The research analysed how UK business owners were feeling about their health and well-being as they face the challenge of growing successful businesses in the current environment. Despite many reporting stresses and strains and only 2% of business owners believing the economy is already in recovery:
- half of business owners expect to grow their business this year compared to 15 per cent who expect to contract
- over one in ten are striving for between 10 per cent-20 per cent growth
- confidence prevails with 48 per cent feeling positive compared to 26 per cent who are not so assured
Alan Thomas, small business insurance expert at Hiscox, comments on the findings:
“SMEs are working hard to sustain and grow their businesses in the current climate and, if they get back what they put in, they will continue in their role as the engine room of the British economy. They may find it hard going along the way, but their determination, focus and an unwavering commitment to grow and seize opportunity, can only benefit us all.
“As they plot their route to success though, SME owners should understand the personal and professional risks they face and call on support when they need it.”
Stresses and strains
Just over three quarters of respondents reported suffering ailments in the workplace, including a lack of energy, anxious thoughts, headaches and back pain. A combination of long hours and working harder to service new business could be what has driven nearly half of small business owners to say they feel more stressed now than they did a year ago. The key drivers of stress include the fear of losing their business altogether (57 per cent), losing clients (54 per cent), the pressures of bringing in new business (52 per cent) and being constantly on call (40 per cent).
Working harder and smarter to grow
Perhaps buoyed by the economic outlook, many small businesses are working harder to service both existing and new clients. Over one in seven of those working longer hours than last year experienced a surge in new clients and 44 per cent are working harder to service existing clients. Seventeen per cent work 11 hours or more every day, although the majority reported working between eight and 10 hours daily.

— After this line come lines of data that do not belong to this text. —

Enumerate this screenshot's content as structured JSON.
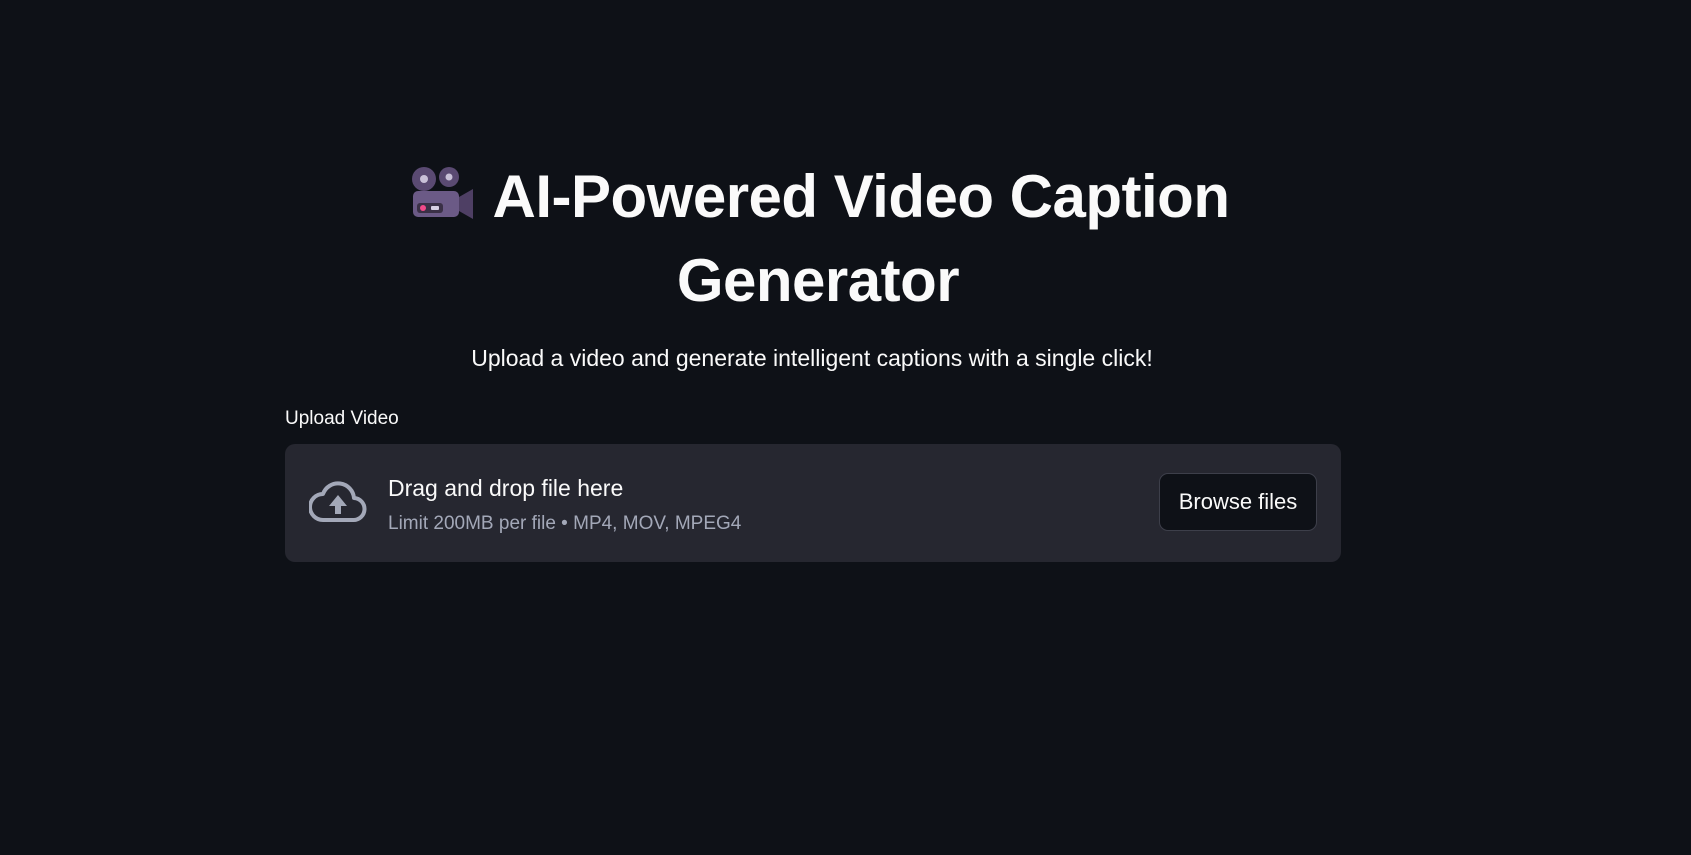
{
  "header": {
    "title": "AI-Powered Video Caption Generator",
    "title_icon": "movie-camera-icon",
    "subtitle": "Upload a video and generate intelligent captions with a single click!"
  },
  "uploader": {
    "label": "Upload Video",
    "icon": "cloud-upload-icon",
    "drop_text": "Drag and drop file here",
    "limit_text": "Limit 200MB per file • MP4, MOV, MPEG4",
    "browse_label": "Browse files"
  },
  "colors": {
    "background": "#0e1117",
    "dropzone": "#262730",
    "text": "#fafafa",
    "muted_text": "#a3a8b8"
  }
}
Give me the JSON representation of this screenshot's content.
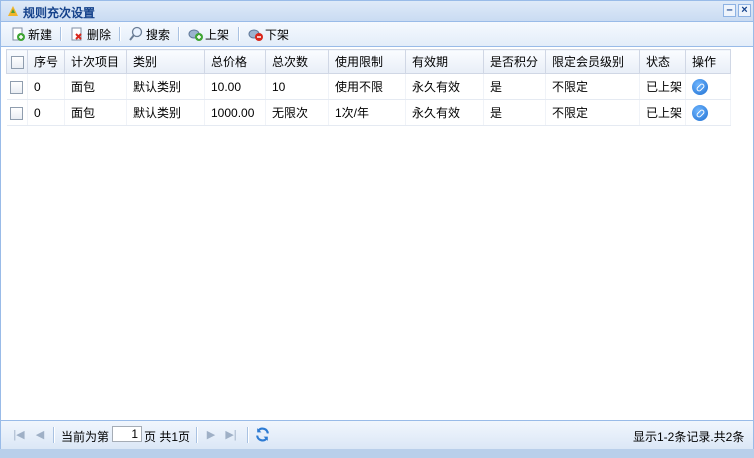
{
  "window": {
    "title": "规则充次设置"
  },
  "toolbar": {
    "new_label": "新建",
    "delete_label": "删除",
    "search_label": "搜索",
    "shelve_label": "上架",
    "unshelve_label": "下架"
  },
  "table": {
    "headers": [
      "序号",
      "计次项目",
      "类别",
      "总价格",
      "总次数",
      "使用限制",
      "有效期",
      "是否积分",
      "限定会员级别",
      "状态",
      "操作"
    ],
    "rows": [
      [
        "0",
        "面包",
        "默认类别",
        "10.00",
        "10",
        "使用不限",
        "永久有效",
        "是",
        "不限定",
        "已上架"
      ],
      [
        "0",
        "面包",
        "默认类别",
        "1000.00",
        "无限次",
        "1次/年",
        "永久有效",
        "是",
        "不限定",
        "已上架"
      ]
    ]
  },
  "pager": {
    "current_prefix": "当前为第",
    "page_value": "1",
    "page_suffix": "页 共1页",
    "summary": "显示1-2条记录.共2条"
  }
}
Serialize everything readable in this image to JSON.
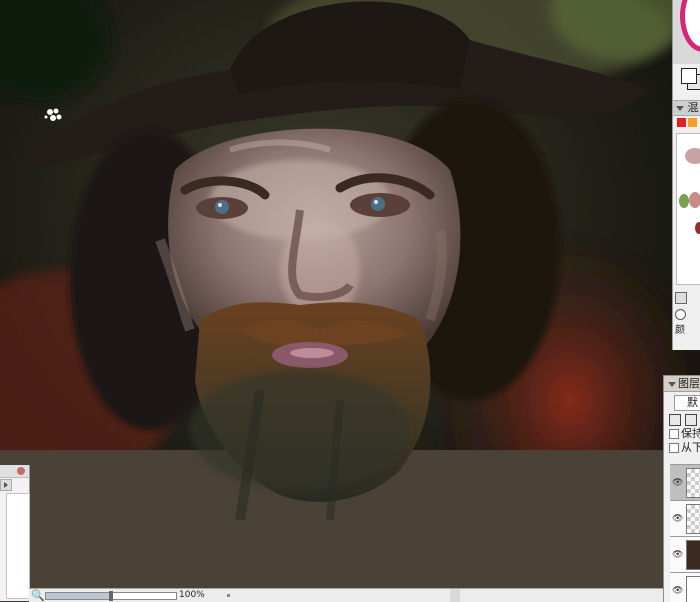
{
  "mixer": {
    "title": "混",
    "colors": [
      "#e02020",
      "#f2a020"
    ]
  },
  "color_panel": {
    "label": "颜"
  },
  "layers": {
    "title": "图层",
    "blend_mode": "默",
    "preserve_label": "保持",
    "from_below_label": "从下"
  },
  "status": {
    "zoom_icon": "🔍",
    "zoom_label": "100%",
    "zoom_level": 0.5
  },
  "icons": [
    "brush-cursor-icon",
    "zoom-icon",
    "eye-icon",
    "new-layer-icon",
    "lock-icon",
    "chevron-down-icon",
    "play-icon"
  ]
}
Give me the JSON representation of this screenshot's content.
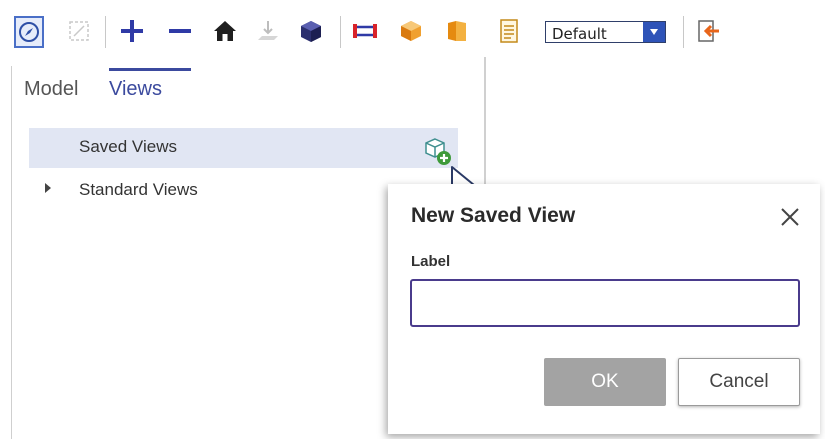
{
  "toolbar": {
    "icons": [
      "compass-icon",
      "fit-view-icon",
      "zoom-in-icon",
      "zoom-out-icon",
      "home-icon",
      "ground-icon",
      "cube-icon",
      "measure-icon",
      "section-box-icon",
      "book-icon",
      "list-icon",
      "exit-icon"
    ],
    "display_style": "Default"
  },
  "tabs": {
    "model": "Model",
    "views": "Views"
  },
  "tree": {
    "saved_views": "Saved Views",
    "standard_views": "Standard Views"
  },
  "dialog": {
    "title": "New Saved View",
    "label": "Label",
    "input_value": "",
    "ok": "OK",
    "cancel": "Cancel"
  },
  "colors": {
    "accent": "#3b4a9e",
    "selected_row": "#e1e6f3",
    "ok_disabled": "#a3a3a3"
  }
}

Where small business owners are working less hours than they were a year ago, 14 per cent have implemented technologies to make them more efficient, 11 per cent are sharing responsibility and 9 per cent have hired new staff members.
Despite feelings of stress, nearly two thirds feel mentally prepared to tackle the business challenges of the year ahead, which could be related to 68 per cent saying they try to manage a good work / life balance.
Psychologist Donna Dawson who specialises in personality and behaviour, comments on the findings: “The Hiscox survey reveals that many UK business leaders are trying to achieve a good work/life balance but need to be more watchful of their physical health. Presently many bosses are feeling the strains and as they are less ‘certain’ that economic recovery has begun they are more focused on their business and less so on themselves. In such a working environment, it is easy to see how business leaders can overlook the vicious circle created by stress and ill-health: once made ill by stress, more stress is created by worrying about how this will impact on business.
“Business leaders need to be aware of their individual stress ‘tipping point’, and strive to avoid it by having in place some pre-emptive stress-management strategies in the form of both personal effort and sound business support.”
Dr David Bull, a medical doctor and entrepreneur who advises on corporate health and well-being, comments: “Businesses are operating under extraordinarily stressful circumstances. Stress is an important biological process in dealing with difficult situations. But the stress reaction is intended to be temporary. When it becomes chronic, it can have a profound effect on psychological and physical health.
“Chronic stress can lead to burnout and mean business owners cannot perform to their optimum. Their decision making processes become impaired, leading to poor management and consequently businesses could suffer.
“It’s important to make sure that business owners take steps to combat stress which include eating healthily, making time for exercise, ensuring they get enough sleep, having time out, taking part in hobbies and ensuring that they take holidays. It’s also important for them to talk about how they feel – whether it’s informally with friends or in a more formal setting of mentoring and counselling.”